| Brief |
Among the records below, which lines contain the string "note"? Report them.

| Data for processing |
---
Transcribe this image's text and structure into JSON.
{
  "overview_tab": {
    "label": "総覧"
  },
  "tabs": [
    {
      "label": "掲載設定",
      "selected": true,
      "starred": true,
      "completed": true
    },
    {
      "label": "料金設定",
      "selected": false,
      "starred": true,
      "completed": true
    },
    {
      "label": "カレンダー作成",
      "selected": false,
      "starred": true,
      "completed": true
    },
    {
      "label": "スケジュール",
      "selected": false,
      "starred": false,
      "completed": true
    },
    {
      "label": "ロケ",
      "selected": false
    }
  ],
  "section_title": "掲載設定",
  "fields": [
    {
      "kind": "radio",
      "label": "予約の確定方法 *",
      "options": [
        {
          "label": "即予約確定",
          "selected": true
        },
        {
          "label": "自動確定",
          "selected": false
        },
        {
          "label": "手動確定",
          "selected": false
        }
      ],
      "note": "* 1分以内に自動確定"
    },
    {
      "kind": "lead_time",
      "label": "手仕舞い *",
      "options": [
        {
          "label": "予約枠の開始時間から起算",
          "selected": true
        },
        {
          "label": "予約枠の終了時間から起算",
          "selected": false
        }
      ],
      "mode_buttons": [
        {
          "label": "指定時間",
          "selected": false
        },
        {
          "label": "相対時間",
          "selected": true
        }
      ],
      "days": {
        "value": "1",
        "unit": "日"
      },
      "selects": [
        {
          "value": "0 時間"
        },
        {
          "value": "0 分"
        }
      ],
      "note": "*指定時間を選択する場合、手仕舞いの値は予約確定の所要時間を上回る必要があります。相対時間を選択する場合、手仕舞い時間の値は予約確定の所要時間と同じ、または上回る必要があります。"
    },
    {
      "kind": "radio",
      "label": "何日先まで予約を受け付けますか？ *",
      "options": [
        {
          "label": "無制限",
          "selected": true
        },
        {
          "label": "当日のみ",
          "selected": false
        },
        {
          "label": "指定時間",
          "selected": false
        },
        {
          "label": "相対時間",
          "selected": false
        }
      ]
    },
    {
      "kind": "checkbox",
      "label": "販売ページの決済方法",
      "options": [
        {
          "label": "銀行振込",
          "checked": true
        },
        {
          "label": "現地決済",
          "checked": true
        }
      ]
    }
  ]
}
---
| Solution |
      "note": "* 1分以内に自動確定"
      "note": "*指定時間を選択する場合、手仕舞いの値は予約確定の所要時間を上回る必要があります。相対時間を選択する場合、手仕舞い時間の値は予約確定の所要時間と同じ、または上回る必要があります。"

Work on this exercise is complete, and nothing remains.